Welcome to the webpage of Indigenous Religious Traditions (RE 190/ES 200), a course taught in the Religion Department at Colorado College by Bruce Coriell, who serves as College Chaplain. This course seeks to understand the importance of land, ceremony and identity in contemporary native spiritual traditions.
In 2012, much of our focus will be on the Lakota. Our visit to Pine Ridge-SD will be the inspiration for many of our reflections and resources collected here. We appreciate your interest and welcome your comments.
Blessings ~ Bruce
1) To critically examine academic and popular treatments of indigenous religious traditions.
We will encounter a fascinating and suggestive literature, which seeks to understand native traditions in light of enduring questions about human religious experience. The question here is, “what can religious studies teach us about native cultures in the contemporary world?” While I am interested in reading for personal development, our first task is to understand a text on its own terms and to explore the distinctive worlds opened to us by the text. Only then, can appropriate analysis and critique occur.
2) To consider ways in which indigenous experience poses incisive questions for global religious traditions and the discipline of religious studies.
One temptation is to treat different tribal traditions alike or as a subset of universal human religious experience. Our visit to Pine Ridge, will allow us to concentrate on the particularity of one people and their culture. The question this raises for our course will be “in what ways does our focus on Lakota ways teach us about how we study religion?” Often, an examination of the exotic bears the most fruit when we allow it to challenge our notions of the familiar.

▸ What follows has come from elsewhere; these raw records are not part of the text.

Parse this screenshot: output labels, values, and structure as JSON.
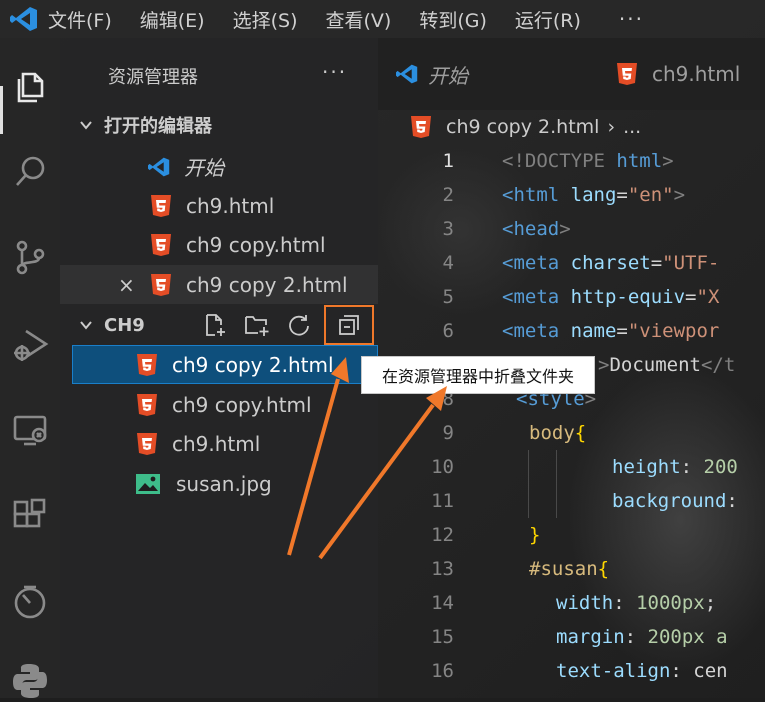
{
  "menubar": {
    "items": [
      "文件(F)",
      "编辑(E)",
      "选择(S)",
      "查看(V)",
      "转到(G)",
      "运行(R)"
    ],
    "more": "···"
  },
  "activity_bar": {
    "icons": [
      "explorer-icon",
      "search-icon",
      "source-control-icon",
      "run-debug-icon",
      "remote-explorer-icon",
      "extensions-icon",
      "timeline-icon",
      "python-icon"
    ]
  },
  "sidebar": {
    "title": "资源管理器",
    "more": "···",
    "open_editors": {
      "header": "打开的编辑器",
      "items": [
        "开始",
        "ch9.html",
        "ch9 copy.html",
        "ch9 copy 2.html"
      ],
      "close_glyph": "×"
    },
    "folder": {
      "header": "CH9",
      "files": [
        "ch9 copy 2.html",
        "ch9 copy.html",
        "ch9.html",
        "susan.jpg"
      ]
    },
    "tooltip": "在资源管理器中折叠文件夹"
  },
  "tabs": [
    "开始",
    "ch9.html"
  ],
  "breadcrumb": {
    "file": "ch9 copy 2.html",
    "sep": "›",
    "rest": "..."
  },
  "editor": {
    "line_numbers": [
      "1",
      "2",
      "3",
      "4",
      "5",
      "6",
      "7",
      "8",
      "9",
      "10",
      "11",
      "12",
      "13",
      "14",
      "15",
      "16"
    ],
    "lines": [
      [
        "<!DOCTYPE",
        " html",
        ">"
      ],
      [
        "<html",
        " lang",
        "=",
        "\"en\"",
        ">"
      ],
      [
        "<head",
        ">"
      ],
      [
        "<meta",
        " charset",
        "=",
        "\"UTF-"
      ],
      [
        "<meta",
        " http-equiv",
        "=",
        "\"X"
      ],
      [
        "<meta",
        " name",
        "=",
        "\"viewpor"
      ],
      [
        ">",
        "Document",
        "</t"
      ],
      [
        "<style",
        ">"
      ],
      [
        "body",
        "{"
      ],
      [
        "height",
        ": ",
        "200"
      ],
      [
        "background",
        ":"
      ],
      [
        "}"
      ],
      [
        "#susan",
        "{"
      ],
      [
        "width",
        ": ",
        "1000px",
        ";"
      ],
      [
        "margin",
        ": ",
        "200px a"
      ],
      [
        "text-align",
        ": ",
        "cen"
      ]
    ]
  },
  "colors": {
    "accent": "#f0782a",
    "selection": "#0e4f7c",
    "html5": "#e44d26",
    "vscode_blue": "#2b8fe0"
  }
}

By looking at beliefs and rituals outside of the mainstream of dominant culture, we challenge our unacknowledged historical and cultural provincialism that leads to an uncritical understanding of religion and spirituality.

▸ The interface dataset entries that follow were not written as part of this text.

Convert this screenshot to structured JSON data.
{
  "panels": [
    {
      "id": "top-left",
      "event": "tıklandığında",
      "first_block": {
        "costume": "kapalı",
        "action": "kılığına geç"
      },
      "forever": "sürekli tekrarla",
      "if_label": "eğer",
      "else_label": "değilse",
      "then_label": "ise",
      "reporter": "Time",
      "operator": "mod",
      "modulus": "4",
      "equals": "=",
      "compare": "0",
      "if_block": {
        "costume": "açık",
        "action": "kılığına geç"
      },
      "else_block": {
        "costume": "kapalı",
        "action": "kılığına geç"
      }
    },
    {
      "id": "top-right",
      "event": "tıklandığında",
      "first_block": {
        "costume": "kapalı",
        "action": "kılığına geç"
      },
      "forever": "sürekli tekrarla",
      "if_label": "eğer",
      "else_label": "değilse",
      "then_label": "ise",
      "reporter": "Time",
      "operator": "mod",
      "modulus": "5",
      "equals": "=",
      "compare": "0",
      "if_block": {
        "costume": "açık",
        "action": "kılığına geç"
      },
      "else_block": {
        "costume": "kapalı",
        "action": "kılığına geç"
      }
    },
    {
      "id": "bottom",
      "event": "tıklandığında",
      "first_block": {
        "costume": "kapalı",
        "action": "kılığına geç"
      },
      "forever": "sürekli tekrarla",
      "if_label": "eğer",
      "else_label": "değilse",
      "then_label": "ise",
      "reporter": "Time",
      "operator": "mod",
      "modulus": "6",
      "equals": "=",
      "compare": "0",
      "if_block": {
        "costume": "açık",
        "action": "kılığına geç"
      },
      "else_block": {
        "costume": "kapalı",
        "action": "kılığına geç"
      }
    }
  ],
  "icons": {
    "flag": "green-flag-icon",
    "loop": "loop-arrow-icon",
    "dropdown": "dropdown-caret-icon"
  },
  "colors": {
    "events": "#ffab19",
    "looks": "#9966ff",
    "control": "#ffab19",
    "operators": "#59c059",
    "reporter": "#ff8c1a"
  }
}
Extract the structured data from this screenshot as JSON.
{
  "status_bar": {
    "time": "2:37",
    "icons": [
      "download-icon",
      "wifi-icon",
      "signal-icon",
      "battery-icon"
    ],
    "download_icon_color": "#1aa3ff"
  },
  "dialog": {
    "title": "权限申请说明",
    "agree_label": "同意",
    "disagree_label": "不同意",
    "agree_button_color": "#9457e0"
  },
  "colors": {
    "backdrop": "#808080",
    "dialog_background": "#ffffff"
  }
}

3) To create a learning community, in which the opportunity to expand personal horizons fosters both inquiry and growth.
One of the most difficult and complex tasks in this course will be balancing critical reflection and genuine appreciation. I expect respect and sensitivity as we are invited to participate in ceremonies held sacred by individual hosts and their communities. Yet, I hope each of us will approach these activities with the inquiring mind of a scholar. This prospect suggests finding one’s place on the continuum between the extremes of unexamined romanticism and disdainful dismissal. Each of us has gifts to help us face this challenge together.